September 10, 2021
The FRC has today published a letter providing feedback on the actuarial aspects of insurance entity audits. The feedback is based on recent AQR reviews across various audit firms.
In performing audits for insurers, actuarial specialists or experts are routinely utilised to advise audit engagement leaders (“auditors”) on actuarial matters in relation to the audit of the financial statements. Based on recent experience from conducting Audit Quality Review (“AQR”) inspections across various audit firms, I am writing to set out a number of areas where further attention may be needed. I encourage you to share and discuss the contents of this letter with your actuarial specialists and experts, to identify any areas of improvement that may be needed.
Where the actuarial specialists and experts at the audit firm have been asked to reproject the audited entity’s data, the responsibility for checking the accuracy of this data is often split between the core audit team and the actuarial specialists and experts. In some cases, we have observed that this division of responsibility has not been set out clearly in the scoping documentation. To ensure there are no gaps in the coverage of the data testing, we encourage audit teams to clearly set out the responsibility for checking the various data sets.
In the situation that the core audit team is responsible for all data testing, we still consider it important that the actuarial specialists and experts check the data is appropriate for the modelling exercise in question, as per provision 2 of Technical Actuarial Standard (“TAS”) 100.
Judgement and Assumptions
It is critical that the actuarial specialists and experts provide the auditor with sufficient information to enable the auditor to understand the key assumptions and the key areas of judgement used within the actuarial advice. In our inspections, we have observed cases where these are not clearly documented on the audit file, which makes it unclear whether the auditor has all the key information available when the audit opinion is formed.
Modelling is a key tool used in the valuation of the assets and the liabilities of an insurer, and is therefore a key aspect of an audit for an insurer. We encourage audit teams to be alert to the following:
i. Reviewing models – The establishment of technical provisions by the audited entity is dependent on appropriate and reliable actuarial models. As well as the assumptions being appropriate, it is important that these models used by the audited entity function as intended. To ensure these models are fit for purpose, we encourage audit teams to consider how regularly such models should be reviewed without reliance on previous assessments, and to document this within the audit file. Without this, there is an increased risk of model error over time.

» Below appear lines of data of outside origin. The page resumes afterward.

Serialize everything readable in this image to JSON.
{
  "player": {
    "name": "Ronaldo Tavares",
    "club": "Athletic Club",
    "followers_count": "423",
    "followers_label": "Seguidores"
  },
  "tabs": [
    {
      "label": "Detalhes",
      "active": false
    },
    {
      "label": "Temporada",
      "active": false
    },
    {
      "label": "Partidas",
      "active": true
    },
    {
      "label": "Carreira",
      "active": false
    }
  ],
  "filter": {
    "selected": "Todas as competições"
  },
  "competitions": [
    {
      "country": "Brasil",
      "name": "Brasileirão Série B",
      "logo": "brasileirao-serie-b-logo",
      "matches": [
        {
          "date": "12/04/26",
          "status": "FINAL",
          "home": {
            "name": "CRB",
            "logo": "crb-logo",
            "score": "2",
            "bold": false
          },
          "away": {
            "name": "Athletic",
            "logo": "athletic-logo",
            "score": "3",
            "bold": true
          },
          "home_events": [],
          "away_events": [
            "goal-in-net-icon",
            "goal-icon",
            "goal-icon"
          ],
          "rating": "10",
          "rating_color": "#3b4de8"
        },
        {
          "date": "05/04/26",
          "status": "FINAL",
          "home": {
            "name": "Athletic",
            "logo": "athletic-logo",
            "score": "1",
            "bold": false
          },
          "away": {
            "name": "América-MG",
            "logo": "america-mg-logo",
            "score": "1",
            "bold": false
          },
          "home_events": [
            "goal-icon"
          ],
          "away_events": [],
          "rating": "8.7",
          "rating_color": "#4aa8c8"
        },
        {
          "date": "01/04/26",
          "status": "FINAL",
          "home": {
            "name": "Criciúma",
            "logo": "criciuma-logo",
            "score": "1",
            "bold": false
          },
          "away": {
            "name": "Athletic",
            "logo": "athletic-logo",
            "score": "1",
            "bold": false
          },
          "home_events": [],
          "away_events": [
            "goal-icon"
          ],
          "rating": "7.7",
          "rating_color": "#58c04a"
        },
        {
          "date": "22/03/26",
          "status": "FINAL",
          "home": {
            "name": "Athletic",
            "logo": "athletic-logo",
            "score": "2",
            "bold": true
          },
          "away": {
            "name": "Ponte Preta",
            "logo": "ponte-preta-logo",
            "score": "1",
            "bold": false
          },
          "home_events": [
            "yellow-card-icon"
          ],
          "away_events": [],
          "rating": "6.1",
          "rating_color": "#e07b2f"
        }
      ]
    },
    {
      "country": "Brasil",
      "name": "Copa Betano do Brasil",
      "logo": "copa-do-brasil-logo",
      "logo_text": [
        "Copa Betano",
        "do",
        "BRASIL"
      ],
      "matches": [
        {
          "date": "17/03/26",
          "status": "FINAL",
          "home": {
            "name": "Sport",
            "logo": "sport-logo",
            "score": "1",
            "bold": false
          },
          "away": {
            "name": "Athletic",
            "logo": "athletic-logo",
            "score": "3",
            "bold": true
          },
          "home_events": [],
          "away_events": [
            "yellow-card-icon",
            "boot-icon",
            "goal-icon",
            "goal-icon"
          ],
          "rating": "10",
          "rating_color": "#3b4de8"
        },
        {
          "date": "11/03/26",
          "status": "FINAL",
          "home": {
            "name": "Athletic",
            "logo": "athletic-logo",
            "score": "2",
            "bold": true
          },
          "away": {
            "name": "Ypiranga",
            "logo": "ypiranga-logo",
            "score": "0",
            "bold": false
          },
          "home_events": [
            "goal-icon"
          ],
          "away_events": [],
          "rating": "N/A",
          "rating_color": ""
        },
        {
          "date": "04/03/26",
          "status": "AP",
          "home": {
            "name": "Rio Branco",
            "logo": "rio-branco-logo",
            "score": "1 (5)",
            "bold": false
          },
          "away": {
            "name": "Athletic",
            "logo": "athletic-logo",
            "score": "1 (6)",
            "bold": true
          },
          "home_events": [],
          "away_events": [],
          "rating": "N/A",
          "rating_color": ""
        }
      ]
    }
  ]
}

ii. Use of benchmarking – We have observed audit firms using benchmarking to assist with forming an opinion on the appropriateness of the assumptions used by the audited entity. For the benchmarking to be effective, the benchmarks need to be appropriate for the use they are being put to. We encourage audit teams to document why they consider the benchmarks used are appropriate when benchmarking is being used. This is particularly important if they are being used in areas where the experience is unprecedented such as the Covid 19 pandemic.

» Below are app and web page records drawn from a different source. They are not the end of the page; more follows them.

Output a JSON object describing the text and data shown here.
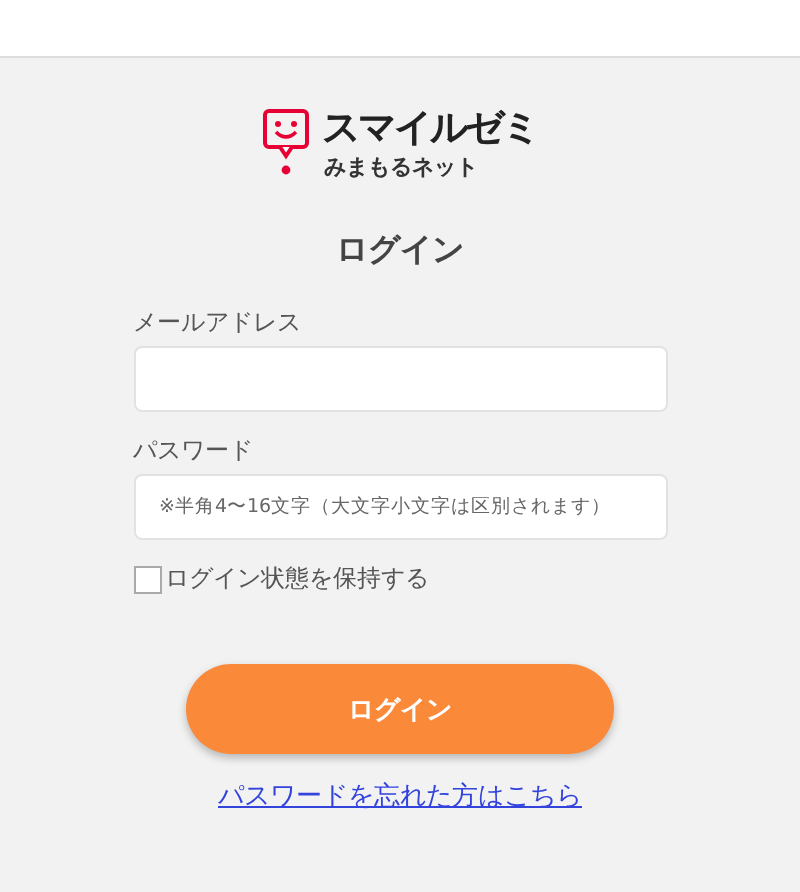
{
  "logo": {
    "brand": "スマイルゼミ",
    "subtitle": "みまもるネット"
  },
  "title": "ログイン",
  "fields": [
    {
      "label": "メールアドレス"
    },
    {
      "label": "パスワード",
      "placeholder": "※半角4〜16文字（大文字小文字は区別されます）"
    }
  ],
  "remember": {
    "label": "ログイン状態を保持する",
    "checked": false
  },
  "submit": "ログイン",
  "forgot_link": "パスワードを忘れた方はこちら"
}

Where the actuarial specialists or experts have been asked to reproject the audited entity’s data using their own models, we encourage audit teams to be alert to the following:
i. Limitations of models – Most models are imperfect descriptions of reality and are expected to contain limitations. Whilst these limitations do not necessarily preclude the use of the model, such limitations, and their materiality, need to be clearly communicated to the auditor with the results.
ii. Availability of the models used in audits for AQR inspection – Where audit teams created models which are relied upon to form significant judgements as part of their audit, sufficient detailed explanation of these models (including the assumptions and judgements used in the implementation of the model) should be made available to the AQR inspection team to allow the AQR inspection team to assess whether the work performed is sufficient and appropriate to enable the auditor to form an opinion on the valuation. This, in most cases, would be most straightforward by making these models used by the audit teams available to the AQR inspection team.
iii. Use of in-house software – Audit firms may choose to use in-house software rather than off-the-shelf software to perform some of the tasks within the audit. Where the auditors and/or actuarial specialists have relied on in-house software, it is important that the audit firm is able to demonstrate how they have gained comfort that the software is operating as intended.